AudienceScience has been in business for more than a decade, starting out as an ad network and later adding demand-side and data-management abilities. Last year, the company took the relatively big step of closing its network business.
Now, in its bid to be viewed as a one-stop shop for digital advertisers, AudienceScience, like many others, is fully rolling out its reserved ad sales programmatic tool, Gateway Media Direct. The new tool broadens AudienceScience's existing Gateway platform, a DSP/DMP hybrid.
"The idea of what is considered 'programmatic' is changing and so we think this offers the best of both worlds," said CEO Mike Peralta. "Gateway Media Direct … still allows advertisers to see their users across the entire buy, whether that user is on a direct bought impression or an exchange-based one."
These days, AudienceScience is all about SaaS. Its business model rests on charging clients like Procter & Gamble – one of about 30 marketer customers -- an annual fee, as opposed to its past practice of charging based on the volume of impressions.
"In order to be a successful company in this space, you have to either be a solution set for the advertiser or the publisher," Peralta said. "So we thought it would be best to focus on one thing, and that's being a solution set for the advertiser."
Peralta compared AudienceScience to enterprise software provider SAP in that it provides managed services to marketers and connects them with sellers.
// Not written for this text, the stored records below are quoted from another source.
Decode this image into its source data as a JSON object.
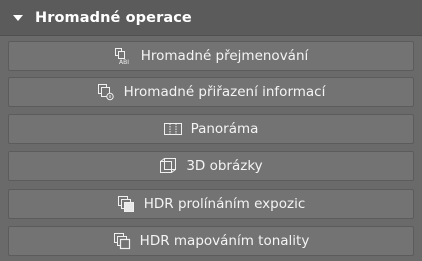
{
  "section": {
    "title": "Hromadné operace",
    "expanded": true
  },
  "buttons": [
    {
      "label": "Hromadné přejmenování",
      "icon": "batch-rename-icon"
    },
    {
      "label": "Hromadné přiřazení informací",
      "icon": "batch-metadata-icon"
    },
    {
      "label": "Panoráma",
      "icon": "panorama-icon"
    },
    {
      "label": "3D obrázky",
      "icon": "3d-image-icon"
    },
    {
      "label": "HDR prolínáním expozic",
      "icon": "hdr-exposure-blend-icon"
    },
    {
      "label": "HDR mapováním tonality",
      "icon": "hdr-tone-mapping-icon"
    }
  ],
  "colors": {
    "panel_bg": "#6a6a6a",
    "header_bg": "#5b5b5b",
    "button_bg": "#737373",
    "text": "#f4f4f4"
  }
}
Asked what these new roles portend for agencies, Peralta said media shops will morph into being "system integrators."
That role is still a few years off, and Peralta acknowledged that there are a lot of other ad-tech companies who are also making the transition to an SaaS model.
For now, though the company charges clients an annual fee to use its platform, it still has to deal with the "old way" of receiving IOs from the agencies and clients.
"The majority of networks, DSPs and networks have fleets of ad salespeople who are calling media buyers all day trying to get a monthly IO," said Emily Riley, AudienceScience's VP for marketing and product. "That creates complexity – everybody has an incentive to complete the IO, whether it's good for the client or not. And the advertiser loses out in the end. We have a partnership with the advertiser directly, and with the agency. All media buying is passed through to the publisher at cost and the advertisers just pays us an annual flat fee to decide."
In other words, there is absolutely no incentive to increase the volume to get AudienceScience's margins up, or to use arbitrage in order to make money on the deal, Riley said.
Next steps: AudienceScience delivers 2.5 billion impressions every month. It also processes more than 10 billion impressions through the DSP/DMP side of the business. Video is becoming a bigger deal. In order to meet the scale, AudienceScience needs more engineers. While Peralta wouldn't discuss staffing numbers, he did acknowledge that the company had to shed employees when it closed the ad net business.
Since that time, the company has increased its engineering team by 10%. It plans to continue to ramp hiring on the client services and product side.
"By Q1 or Q2, we will probably have made up the loss of the network positions with engineering posts," Peralta said.
The 80% cut: AudienceScience's evolution started several years ago, when it changed its name from Revenue Science (yes, it used two separate words then) and created a behavioral targeting network in 2009. That was followed by its move into real-time bidding and building out its DSP and DMP business.
Ultimately, its global clients suggested combining the DSP and DMP into an integrated audience targeting and management platform. Clients also demanded that AudienceScience not take a margin. "And we want you to be transparent," Riley said clients told the company. "So we created a totally open platform, where they can buy and manage media for a flat fee."
Being that "one-stop shop" eliminates, on average, about 80% of the cost of buying media for AudienceScience's clients, Riley said.
"That's what doing away with being a 'black box' can add up to," Riley said.